Why politicians’ kids should steer clear of politics

The last thing jobless youth being harassed by Helb and KRA need is a lecture by someone out of touch with their reality

In Summary

• #NginaKenyatta trended for the entire weekend, and she had it coming

President Uhuru Kenyatta’s daughter Ngina Kenyatta
President Uhuru Kenyatta’s daughter Ngina Kenyatta
Image: Douglas Okiddy

There is a universally agreed rule that celebrity kids should be kept out of issues pertaining to their parents. As long as they don’t take a public stand, they are innocent. The unwritten rules especially concern children hailing from political families. The job of a politician’s child is to be seen and not be heard.

During Obama’s eight years in presidency, his daughters Malia and Sasha were bashed countless times by individuals from the opposition for silly things, such as their dressing or their posture.

Every single time, those individuals would face the wrath of the public. The outrage was unanimous. The girls were innocent as they did nothing more than support their father by standing beside him silently. The Obamas knew the rules of the game, they never allow their daughters to speak publicly on their behalf. The same applied to the Bush girls, Jenna and Barbara, as well as Chelsea Clinton.


For some strange reason, Kenyan politicians decided to rewrite the rules. They use their children in political strategies to target their children’s peers. By doing this, they ought to realise that their children become fair game. If the public is justified in condemning their leaders for poor governance, then they become justified in criticising the politician’s child for taking a stance publicly.

When Ngina Kenyatta stood up last Saturday to school us unemployed Kenyans on how to beat unemployment, she deserved the response she got.
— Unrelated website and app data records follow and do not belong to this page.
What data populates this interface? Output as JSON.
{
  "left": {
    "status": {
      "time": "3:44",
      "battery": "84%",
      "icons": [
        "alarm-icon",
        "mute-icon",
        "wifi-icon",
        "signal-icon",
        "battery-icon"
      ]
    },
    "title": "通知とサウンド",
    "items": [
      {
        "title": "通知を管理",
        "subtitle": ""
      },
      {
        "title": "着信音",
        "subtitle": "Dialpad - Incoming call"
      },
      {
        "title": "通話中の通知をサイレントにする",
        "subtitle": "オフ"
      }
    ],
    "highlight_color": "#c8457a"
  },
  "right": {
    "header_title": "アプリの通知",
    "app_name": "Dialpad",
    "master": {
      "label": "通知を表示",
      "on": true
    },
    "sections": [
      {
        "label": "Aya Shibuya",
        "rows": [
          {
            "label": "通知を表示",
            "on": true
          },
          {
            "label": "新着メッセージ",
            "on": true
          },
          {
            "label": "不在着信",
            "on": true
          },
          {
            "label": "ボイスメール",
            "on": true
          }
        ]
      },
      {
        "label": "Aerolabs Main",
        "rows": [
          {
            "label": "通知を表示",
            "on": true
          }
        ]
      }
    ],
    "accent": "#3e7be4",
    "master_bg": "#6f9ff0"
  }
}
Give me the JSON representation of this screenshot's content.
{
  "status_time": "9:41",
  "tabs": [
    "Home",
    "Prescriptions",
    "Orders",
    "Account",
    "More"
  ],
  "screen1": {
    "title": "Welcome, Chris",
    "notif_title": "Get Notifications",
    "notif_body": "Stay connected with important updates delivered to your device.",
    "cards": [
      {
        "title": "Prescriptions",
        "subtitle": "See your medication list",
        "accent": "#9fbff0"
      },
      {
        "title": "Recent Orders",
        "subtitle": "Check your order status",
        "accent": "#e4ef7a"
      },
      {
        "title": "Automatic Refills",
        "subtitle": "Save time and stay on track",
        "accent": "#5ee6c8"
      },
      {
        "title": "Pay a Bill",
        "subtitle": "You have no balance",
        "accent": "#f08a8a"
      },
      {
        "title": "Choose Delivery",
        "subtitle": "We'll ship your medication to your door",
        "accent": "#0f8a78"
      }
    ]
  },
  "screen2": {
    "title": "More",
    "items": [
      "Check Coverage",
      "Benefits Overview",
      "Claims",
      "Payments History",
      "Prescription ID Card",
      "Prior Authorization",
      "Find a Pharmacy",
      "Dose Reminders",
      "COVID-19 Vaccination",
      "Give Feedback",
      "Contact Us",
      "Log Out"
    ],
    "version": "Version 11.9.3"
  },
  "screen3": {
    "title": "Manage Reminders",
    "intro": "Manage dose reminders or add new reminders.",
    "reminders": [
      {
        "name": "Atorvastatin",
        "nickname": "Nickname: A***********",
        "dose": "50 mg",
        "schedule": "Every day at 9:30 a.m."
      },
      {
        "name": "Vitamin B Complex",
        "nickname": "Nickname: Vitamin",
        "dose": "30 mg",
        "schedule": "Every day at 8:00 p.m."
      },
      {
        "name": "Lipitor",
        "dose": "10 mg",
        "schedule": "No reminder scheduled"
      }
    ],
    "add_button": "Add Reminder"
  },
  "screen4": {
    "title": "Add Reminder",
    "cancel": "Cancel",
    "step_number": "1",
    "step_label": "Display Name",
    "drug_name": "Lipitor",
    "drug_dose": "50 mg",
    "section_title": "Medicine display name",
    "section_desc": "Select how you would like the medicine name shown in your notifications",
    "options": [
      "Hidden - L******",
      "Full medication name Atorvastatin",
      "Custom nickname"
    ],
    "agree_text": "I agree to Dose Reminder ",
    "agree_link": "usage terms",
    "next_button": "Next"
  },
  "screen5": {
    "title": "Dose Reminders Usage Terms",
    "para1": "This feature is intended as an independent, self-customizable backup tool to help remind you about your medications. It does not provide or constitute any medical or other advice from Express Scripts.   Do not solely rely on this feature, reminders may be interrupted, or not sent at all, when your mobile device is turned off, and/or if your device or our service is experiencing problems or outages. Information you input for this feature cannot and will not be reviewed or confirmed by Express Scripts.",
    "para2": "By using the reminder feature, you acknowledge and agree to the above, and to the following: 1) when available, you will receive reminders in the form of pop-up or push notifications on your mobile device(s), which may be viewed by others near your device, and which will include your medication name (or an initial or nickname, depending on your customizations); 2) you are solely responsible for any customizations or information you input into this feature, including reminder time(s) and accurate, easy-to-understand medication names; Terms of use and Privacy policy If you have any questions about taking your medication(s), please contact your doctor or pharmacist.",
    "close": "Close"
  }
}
Ngina spoke during the African Philanthropy Forum at Strathmore Business School in Nairobi, where she was addressing the topic of “Accelerating Youth Employment in Africa”.

In her speech, Ngina shared with us her ‘solutions’ to youth unemployment, most of which included taking up new and innovative fields of study. The reason why #NginaKenyatta trended for the entire weekend of Twitter is one she will never fully comprehend. No, nobody bashed her for being Uhuru Kenyatta’s daughter and Jomo Kenyatta’s granddaughter. Ngina’s speech stirred up an already simmering cauldron of emotions.

The youth are facing higher unemployment rates under this government than they did with any other government. They are constantly being harassed by the likes of Helb and student loan institutions who want their money back, yet many of them have no employment. The youth are constantly harassed by taxation offices and civil servants when they choose to build SMEs. The youth are more frustrated now than they have ever been, as they face a myriad of problems pertaining to unemployment.

The youth do not need a member of the royal family… I mean, of the first family, to explain to them how things on the ground could be different if they followed the advice of a 20-something-year-old who has never applied for a job in her life. The youth don’t need one more person telling them how to make things better, they need for things to be better. The youth don’t need more stories and strategies on how to curb unemployment, they need action to be taken now.

Ngina Kenyatta is the director of a board. She has never been unemployed. She is not the average Kenyan youth. She is not qualified to address the youth. She should not be offering solutions to a problem she doesn’t understand.

Kenyans do not need children of politicians speaking down to us on issues we face every day as a consequence of mismanagement by the current regime. Children of politicians should recede to the shadows where they belong, but if they choose to take a stand publicly, then they should be ready to deal with the consequences.

Edited by T Jalio